That sodium is retaining all of the water weight and is preventing you from obtaining that formed, cut look you’re going after. So make sure to look at the amount of sodium in your food. Chances are, you’re eating some sort of processed food that has high levels of sodium (or it is in the “diet” soda’s you’re consuming). It is best to cut down on your sodium intake and increase the amount of water you’re drinking.
By doing that, you’ll begin to see those last few pounds start to melt away (SF Gate, 2017).
What Should You Eat At McDonald’s?
You’re driving down the highway of a long road trip, your stomach is growling and you are hungry, but the only stop open is McDonald’s.
You know you need to eat, but you don’t want to crush your simple diet plan (and you don’t really want to pick through the food options at a gas station). There are a few options available.
Here are a few you should consider.
If you want just a snack to hold you over, consider going with the Fruit ‘n’ Yogurt Parfait. This has only 150 calories and just 70mg of sodium. This is great for a little snack and basically just to have something in your belly, but it won’t sustain you most likely. So what to get that isn’t jam packed with calories,
So what to get that isn’t jam packed with calories, fat, and sodium?
There are a handful of salads to go with, but without the chicken.
Remember the Premium Southwest Chicken Salad?
Well, feel free to go back to it, just without the chicken. The processed chicken is where most of the sodium comes from. Without the chicken, it is only 140 calories with 150mg of sodium. The Premium Caesar Salad without chicken only has 90 calories and 180mg of sodium.
If you need a bit more protein to hold you over and you’re looking at something with meat in it, your options are a bit more limited. However, there are a few options to consider. The Chicken McNuggets four-piece is 190 calories with 360mg of sodium. This isn’t the best dietary option, but if you do need meat to sustain you for a bit, it is an option (these numbers do not include the dips).
Another option is the Fish McBites Snack Size that has 250 calories and 420mg of sodium. The last option is the small fries that is 230 calories and 160mg of sodium (although it has 11 grams of fat) (Dr. Gourmet, 2017).
One thing to always keep in mind is your beverage.
The beverages you consume while at Mcdonald’s has a major impact on the overall amount of sodium you intake.

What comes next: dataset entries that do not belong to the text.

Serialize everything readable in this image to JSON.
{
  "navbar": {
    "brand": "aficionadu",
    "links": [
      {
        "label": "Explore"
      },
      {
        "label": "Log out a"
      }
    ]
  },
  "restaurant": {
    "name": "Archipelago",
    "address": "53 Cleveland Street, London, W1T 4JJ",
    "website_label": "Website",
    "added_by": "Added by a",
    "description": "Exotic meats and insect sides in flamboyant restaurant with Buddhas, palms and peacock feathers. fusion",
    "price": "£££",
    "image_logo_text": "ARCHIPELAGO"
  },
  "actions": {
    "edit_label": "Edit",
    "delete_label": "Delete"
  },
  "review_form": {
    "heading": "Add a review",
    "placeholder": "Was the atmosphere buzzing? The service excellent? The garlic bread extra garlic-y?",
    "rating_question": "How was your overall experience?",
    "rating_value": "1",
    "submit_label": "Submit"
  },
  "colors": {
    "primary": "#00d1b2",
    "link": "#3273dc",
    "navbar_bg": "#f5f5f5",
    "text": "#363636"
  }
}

Diet sodas often have just as much, if not more sodium than the regular version as it is used to make up for the taste.
The sports drink options has a large amount of sodium as well. If you are going for healthy beverage options, you have to focus on just a few beverages. The first is water. You can never go wrong with water and it likely is the best option.
However, if you want a bit of flavor, consider the unsweetened tea or black coffee. Anything else though is going to drastically increase the amount of sodium you consume.
If you do need to make a stop at McDonald’s, you simply need to be mindful of what you’re doing and just double check the nutrition facts before eating anything at a fast food restaurant.
McDonald’s should never be looked at as a place to go for healthy meals. The restaurant chain is better now than ever before at providing healthier alternatives, so if a stop at the fast-food chain is necessary, you can go with a selection of options with lower calories and not the excessively high sodium levels. Just make sure to keep on guard with what you’re purchasing as overindulging in any fast food restaurant (not only McDonald’s) can harm both short and long-term health goals.